◆ To do
Provide only the number of lines below that contain the word "this".

++++ Exercise data ++++

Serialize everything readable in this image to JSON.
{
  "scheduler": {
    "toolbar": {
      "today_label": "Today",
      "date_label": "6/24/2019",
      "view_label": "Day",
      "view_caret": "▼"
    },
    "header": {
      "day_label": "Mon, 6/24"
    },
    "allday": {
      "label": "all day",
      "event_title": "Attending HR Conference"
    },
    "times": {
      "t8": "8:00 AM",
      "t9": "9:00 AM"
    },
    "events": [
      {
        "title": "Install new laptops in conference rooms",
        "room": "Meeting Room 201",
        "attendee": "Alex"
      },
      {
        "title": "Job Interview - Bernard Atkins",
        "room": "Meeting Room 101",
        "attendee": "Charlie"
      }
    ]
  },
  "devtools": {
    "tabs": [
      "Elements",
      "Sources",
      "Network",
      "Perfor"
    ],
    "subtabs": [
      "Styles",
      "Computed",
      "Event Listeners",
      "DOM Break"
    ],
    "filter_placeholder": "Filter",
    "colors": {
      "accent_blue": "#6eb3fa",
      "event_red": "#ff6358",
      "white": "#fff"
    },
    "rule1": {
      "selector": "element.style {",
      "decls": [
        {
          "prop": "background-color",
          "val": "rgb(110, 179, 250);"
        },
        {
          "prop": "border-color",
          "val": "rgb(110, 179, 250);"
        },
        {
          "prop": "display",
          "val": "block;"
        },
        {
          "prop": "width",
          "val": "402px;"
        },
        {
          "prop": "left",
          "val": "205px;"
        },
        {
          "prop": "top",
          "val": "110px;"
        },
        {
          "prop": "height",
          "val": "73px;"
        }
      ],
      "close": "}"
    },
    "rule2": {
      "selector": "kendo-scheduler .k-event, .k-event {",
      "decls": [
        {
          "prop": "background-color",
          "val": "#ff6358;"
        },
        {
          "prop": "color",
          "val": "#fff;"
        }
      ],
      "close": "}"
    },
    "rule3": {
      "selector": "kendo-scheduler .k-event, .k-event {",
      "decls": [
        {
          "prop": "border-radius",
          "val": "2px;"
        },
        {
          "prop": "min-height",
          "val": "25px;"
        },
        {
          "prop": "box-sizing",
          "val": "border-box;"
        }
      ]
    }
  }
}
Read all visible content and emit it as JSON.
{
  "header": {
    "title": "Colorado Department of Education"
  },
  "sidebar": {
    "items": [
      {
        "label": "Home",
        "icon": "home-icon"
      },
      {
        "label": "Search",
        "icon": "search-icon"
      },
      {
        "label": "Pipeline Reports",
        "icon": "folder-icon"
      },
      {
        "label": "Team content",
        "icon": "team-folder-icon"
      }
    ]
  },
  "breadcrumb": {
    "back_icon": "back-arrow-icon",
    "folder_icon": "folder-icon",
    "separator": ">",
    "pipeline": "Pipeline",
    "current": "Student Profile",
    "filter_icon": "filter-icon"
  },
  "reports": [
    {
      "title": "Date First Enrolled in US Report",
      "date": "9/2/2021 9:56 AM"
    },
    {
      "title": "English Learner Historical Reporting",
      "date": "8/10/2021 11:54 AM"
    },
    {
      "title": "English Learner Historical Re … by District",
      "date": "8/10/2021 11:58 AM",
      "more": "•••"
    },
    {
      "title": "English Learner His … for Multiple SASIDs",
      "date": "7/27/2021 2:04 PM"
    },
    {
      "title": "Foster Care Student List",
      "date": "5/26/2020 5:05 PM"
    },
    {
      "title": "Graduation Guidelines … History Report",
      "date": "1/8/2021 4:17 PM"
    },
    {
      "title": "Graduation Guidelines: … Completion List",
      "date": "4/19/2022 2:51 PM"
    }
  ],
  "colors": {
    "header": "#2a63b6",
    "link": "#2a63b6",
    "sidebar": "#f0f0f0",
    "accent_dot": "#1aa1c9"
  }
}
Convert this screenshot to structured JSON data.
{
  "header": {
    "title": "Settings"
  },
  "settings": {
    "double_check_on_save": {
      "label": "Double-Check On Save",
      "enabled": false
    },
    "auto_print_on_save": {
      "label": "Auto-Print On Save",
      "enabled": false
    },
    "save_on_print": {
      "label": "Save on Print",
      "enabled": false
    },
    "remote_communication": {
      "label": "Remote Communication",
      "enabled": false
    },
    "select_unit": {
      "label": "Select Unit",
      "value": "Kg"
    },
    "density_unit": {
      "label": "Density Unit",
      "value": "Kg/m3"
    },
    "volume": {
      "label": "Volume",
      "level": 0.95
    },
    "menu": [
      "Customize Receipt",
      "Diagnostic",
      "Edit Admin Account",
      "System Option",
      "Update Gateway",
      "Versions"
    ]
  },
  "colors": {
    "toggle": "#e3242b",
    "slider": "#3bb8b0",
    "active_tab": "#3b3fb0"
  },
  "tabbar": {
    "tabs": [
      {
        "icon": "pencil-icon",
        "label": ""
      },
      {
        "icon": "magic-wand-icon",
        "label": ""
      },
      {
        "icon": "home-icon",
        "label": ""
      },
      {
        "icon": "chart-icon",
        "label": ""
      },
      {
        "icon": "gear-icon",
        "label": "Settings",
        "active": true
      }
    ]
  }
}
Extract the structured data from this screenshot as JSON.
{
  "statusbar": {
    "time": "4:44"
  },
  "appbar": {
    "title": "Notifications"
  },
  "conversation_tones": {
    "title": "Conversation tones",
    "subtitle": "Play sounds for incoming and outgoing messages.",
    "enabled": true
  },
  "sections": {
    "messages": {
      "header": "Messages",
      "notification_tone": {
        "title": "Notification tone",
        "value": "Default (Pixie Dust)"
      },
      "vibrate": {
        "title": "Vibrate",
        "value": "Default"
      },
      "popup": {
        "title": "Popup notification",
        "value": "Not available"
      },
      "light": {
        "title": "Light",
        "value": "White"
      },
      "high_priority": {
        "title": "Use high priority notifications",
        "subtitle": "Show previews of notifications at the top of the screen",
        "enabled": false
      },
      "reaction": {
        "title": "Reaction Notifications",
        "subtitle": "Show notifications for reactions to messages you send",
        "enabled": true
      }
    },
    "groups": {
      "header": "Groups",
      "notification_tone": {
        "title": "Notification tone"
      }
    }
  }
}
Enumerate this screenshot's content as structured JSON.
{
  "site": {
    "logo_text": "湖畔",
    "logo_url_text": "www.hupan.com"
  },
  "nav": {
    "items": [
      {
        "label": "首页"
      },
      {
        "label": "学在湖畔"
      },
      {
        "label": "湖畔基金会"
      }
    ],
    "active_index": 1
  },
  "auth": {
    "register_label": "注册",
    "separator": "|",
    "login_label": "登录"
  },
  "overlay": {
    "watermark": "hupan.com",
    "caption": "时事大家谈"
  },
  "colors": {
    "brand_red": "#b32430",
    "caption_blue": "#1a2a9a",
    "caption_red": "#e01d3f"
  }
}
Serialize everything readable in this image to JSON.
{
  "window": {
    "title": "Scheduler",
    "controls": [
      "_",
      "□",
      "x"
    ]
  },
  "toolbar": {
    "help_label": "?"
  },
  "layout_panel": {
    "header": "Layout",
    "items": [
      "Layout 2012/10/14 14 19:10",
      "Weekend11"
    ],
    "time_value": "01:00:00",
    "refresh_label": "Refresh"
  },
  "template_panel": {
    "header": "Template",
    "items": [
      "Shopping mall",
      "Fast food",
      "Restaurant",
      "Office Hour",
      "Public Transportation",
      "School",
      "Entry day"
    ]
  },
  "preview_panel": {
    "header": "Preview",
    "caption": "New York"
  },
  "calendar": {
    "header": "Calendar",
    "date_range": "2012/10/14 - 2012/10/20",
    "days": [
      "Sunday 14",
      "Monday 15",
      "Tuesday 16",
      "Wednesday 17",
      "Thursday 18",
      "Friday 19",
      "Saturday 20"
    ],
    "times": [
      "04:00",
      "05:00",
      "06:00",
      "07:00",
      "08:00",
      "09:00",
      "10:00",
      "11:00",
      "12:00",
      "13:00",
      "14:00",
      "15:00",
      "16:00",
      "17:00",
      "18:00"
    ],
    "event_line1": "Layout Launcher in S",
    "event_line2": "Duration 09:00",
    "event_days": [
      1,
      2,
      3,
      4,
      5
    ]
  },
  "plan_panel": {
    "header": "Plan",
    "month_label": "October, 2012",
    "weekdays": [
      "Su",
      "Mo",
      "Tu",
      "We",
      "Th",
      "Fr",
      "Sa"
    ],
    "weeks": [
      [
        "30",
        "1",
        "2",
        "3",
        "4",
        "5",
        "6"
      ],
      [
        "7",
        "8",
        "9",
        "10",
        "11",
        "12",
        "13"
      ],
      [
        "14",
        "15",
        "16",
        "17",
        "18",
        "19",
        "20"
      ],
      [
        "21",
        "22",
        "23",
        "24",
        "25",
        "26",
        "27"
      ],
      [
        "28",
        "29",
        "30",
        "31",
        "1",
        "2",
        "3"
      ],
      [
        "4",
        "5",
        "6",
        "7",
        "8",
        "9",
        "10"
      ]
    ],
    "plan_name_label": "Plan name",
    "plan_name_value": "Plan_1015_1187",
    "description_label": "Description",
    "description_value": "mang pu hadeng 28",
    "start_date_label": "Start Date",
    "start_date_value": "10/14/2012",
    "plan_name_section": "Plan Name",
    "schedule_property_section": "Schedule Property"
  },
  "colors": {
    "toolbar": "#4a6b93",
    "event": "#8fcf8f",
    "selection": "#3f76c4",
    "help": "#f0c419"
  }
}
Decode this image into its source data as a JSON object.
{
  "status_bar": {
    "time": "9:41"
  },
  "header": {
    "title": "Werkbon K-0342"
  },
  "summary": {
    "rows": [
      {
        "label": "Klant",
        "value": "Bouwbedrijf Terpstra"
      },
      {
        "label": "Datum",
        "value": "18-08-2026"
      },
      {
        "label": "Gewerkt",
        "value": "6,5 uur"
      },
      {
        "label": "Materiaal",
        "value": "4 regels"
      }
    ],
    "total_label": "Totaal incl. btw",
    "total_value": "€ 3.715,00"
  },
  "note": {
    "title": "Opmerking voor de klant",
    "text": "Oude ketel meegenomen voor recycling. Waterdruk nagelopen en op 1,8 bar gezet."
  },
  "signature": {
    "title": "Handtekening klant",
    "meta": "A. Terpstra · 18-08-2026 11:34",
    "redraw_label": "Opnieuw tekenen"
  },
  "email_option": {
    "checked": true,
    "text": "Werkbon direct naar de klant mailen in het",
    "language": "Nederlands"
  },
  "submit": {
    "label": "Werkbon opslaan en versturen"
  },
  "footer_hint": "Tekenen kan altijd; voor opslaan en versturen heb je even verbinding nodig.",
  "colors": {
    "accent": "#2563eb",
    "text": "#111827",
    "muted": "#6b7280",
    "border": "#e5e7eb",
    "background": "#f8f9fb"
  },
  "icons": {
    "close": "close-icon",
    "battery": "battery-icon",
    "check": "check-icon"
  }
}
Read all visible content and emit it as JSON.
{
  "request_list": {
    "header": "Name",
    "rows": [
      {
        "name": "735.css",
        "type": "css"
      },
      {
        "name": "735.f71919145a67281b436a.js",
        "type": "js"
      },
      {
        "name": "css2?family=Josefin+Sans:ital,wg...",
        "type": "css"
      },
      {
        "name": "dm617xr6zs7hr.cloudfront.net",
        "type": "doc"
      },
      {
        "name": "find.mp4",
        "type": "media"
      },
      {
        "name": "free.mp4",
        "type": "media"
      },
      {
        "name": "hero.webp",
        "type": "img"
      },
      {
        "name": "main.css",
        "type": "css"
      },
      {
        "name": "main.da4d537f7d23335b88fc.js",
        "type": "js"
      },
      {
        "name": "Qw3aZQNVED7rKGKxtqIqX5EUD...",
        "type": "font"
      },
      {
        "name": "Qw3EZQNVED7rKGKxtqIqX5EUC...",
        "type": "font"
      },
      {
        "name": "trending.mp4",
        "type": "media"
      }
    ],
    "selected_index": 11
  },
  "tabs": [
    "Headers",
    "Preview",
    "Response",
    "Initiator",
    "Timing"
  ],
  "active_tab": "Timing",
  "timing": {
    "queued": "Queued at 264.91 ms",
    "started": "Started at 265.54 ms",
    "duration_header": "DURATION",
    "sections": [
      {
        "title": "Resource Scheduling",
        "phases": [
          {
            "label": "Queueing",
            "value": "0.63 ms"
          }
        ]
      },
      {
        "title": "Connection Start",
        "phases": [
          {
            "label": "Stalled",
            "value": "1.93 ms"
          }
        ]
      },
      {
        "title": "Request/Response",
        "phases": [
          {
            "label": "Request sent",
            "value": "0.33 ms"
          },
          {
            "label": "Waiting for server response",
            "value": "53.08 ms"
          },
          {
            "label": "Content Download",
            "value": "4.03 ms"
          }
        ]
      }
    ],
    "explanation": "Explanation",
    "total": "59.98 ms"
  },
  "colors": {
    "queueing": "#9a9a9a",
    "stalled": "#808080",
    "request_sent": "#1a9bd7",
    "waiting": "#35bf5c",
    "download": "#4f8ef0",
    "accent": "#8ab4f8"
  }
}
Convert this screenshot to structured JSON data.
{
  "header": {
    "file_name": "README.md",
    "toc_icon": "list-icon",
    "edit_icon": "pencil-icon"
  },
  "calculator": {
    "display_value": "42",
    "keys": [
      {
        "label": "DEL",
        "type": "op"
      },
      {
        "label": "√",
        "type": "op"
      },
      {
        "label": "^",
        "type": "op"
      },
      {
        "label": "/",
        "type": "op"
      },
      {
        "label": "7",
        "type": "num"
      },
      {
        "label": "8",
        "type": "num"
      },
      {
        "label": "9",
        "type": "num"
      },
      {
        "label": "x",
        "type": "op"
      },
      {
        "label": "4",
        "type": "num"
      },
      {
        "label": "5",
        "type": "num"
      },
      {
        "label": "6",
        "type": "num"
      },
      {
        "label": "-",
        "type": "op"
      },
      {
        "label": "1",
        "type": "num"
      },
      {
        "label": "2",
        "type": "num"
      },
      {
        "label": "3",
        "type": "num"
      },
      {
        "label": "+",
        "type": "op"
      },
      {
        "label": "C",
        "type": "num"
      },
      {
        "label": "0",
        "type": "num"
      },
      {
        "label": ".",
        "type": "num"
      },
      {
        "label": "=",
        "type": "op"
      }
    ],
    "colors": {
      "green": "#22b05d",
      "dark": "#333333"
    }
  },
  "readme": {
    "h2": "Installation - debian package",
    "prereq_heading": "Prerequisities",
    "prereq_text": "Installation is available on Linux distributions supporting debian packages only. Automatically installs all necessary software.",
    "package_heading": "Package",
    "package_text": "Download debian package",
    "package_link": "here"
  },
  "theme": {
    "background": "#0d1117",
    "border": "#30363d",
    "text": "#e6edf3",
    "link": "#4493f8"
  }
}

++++

◆ Task result
7